**WORK ITEM**
Return the data given below exactly as it appears.
═══ DATA LISTING ═══
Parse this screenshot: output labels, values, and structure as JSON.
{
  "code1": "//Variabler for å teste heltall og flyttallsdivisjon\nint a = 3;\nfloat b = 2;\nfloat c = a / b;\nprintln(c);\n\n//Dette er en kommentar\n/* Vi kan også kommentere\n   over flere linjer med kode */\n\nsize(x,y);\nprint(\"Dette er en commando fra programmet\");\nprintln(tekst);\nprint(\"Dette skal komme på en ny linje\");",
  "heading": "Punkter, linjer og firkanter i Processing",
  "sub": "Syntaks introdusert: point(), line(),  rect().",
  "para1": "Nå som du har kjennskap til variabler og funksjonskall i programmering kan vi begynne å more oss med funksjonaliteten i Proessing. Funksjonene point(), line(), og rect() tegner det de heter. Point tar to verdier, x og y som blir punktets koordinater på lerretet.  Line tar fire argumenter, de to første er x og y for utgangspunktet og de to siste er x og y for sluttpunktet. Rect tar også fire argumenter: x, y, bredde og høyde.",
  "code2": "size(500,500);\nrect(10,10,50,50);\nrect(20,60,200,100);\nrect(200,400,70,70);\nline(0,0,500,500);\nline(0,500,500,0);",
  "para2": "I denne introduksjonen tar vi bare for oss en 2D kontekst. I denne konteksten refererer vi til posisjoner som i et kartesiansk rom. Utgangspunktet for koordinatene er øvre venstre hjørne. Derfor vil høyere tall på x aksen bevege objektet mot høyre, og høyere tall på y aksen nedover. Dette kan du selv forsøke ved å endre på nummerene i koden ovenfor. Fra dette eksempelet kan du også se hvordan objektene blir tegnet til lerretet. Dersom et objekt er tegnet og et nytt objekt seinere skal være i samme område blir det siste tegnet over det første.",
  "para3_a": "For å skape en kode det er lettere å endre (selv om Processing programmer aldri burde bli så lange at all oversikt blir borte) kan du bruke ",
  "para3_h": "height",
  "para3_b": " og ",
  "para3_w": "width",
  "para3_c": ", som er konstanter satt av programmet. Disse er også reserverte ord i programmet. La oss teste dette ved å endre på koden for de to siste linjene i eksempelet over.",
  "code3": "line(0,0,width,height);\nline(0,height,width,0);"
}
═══
**COMPLETED EXERCISE**
Parse this screenshot: output labels, values, and structure as JSON.
{
  "code1": "//Variabler for å teste heltall og flyttallsdivisjon\nint a = 3;\nfloat b = 2;\nfloat c = a / b;\nprintln(c);\n\n//Dette er en kommentar\n/* Vi kan også kommentere\n   over flere linjer med kode */\n\nsize(x,y);\nprint(\"Dette er en commando fra programmet\");\nprintln(tekst);\nprint(\"Dette skal komme på en ny linje\");",
  "heading": "Punkter, linjer og firkanter i Processing",
  "sub": "Syntaks introdusert: point(), line(),  rect().",
  "para1": "Nå som du har kjennskap til variabler og funksjonskall i programmering kan vi begynne å more oss med funksjonaliteten i Proessing. Funksjonene point(), line(), og rect() tegner det de heter. Point tar to verdier, x og y som blir punktets koordinater på lerretet.  Line tar fire argumenter, de to første er x og y for utgangspunktet og de to siste er x og y for sluttpunktet. Rect tar også fire argumenter: x, y, bredde og høyde.",
  "code2": "size(500,500);\nrect(10,10,50,50);\nrect(20,60,200,100);\nrect(200,400,70,70);\nline(0,0,500,500);\nline(0,500,500,0);",
  "para2": "I denne introduksjonen tar vi bare for oss en 2D kontekst. I denne konteksten refererer vi til posisjoner som i et kartesiansk rom. Utgangspunktet for koordinatene er øvre venstre hjørne. Derfor vil høyere tall på x aksen bevege objektet mot høyre, og høyere tall på y aksen nedover. Dette kan du selv forsøke ved å endre på nummerene i koden ovenfor. Fra dette eksempelet kan du også se hvordan objektene blir tegnet til lerretet. Dersom et objekt er tegnet og et nytt objekt seinere skal være i samme område blir det siste tegnet over det første.",
  "para3_a": "For å skape en kode det er lettere å endre (selv om Processing programmer aldri burde bli så lange at all oversikt blir borte) kan du bruke ",
  "para3_h": "height",
  "para3_b": " og ",
  "para3_w": "width",
  "para3_c": ", som er konstanter satt av programmet. Disse er også reserverte ord i programmet. La oss teste dette ved å endre på koden for de to siste linjene i eksempelet over.",
  "code3": "line(0,0,width,height);\nline(0,height,width,0);"
}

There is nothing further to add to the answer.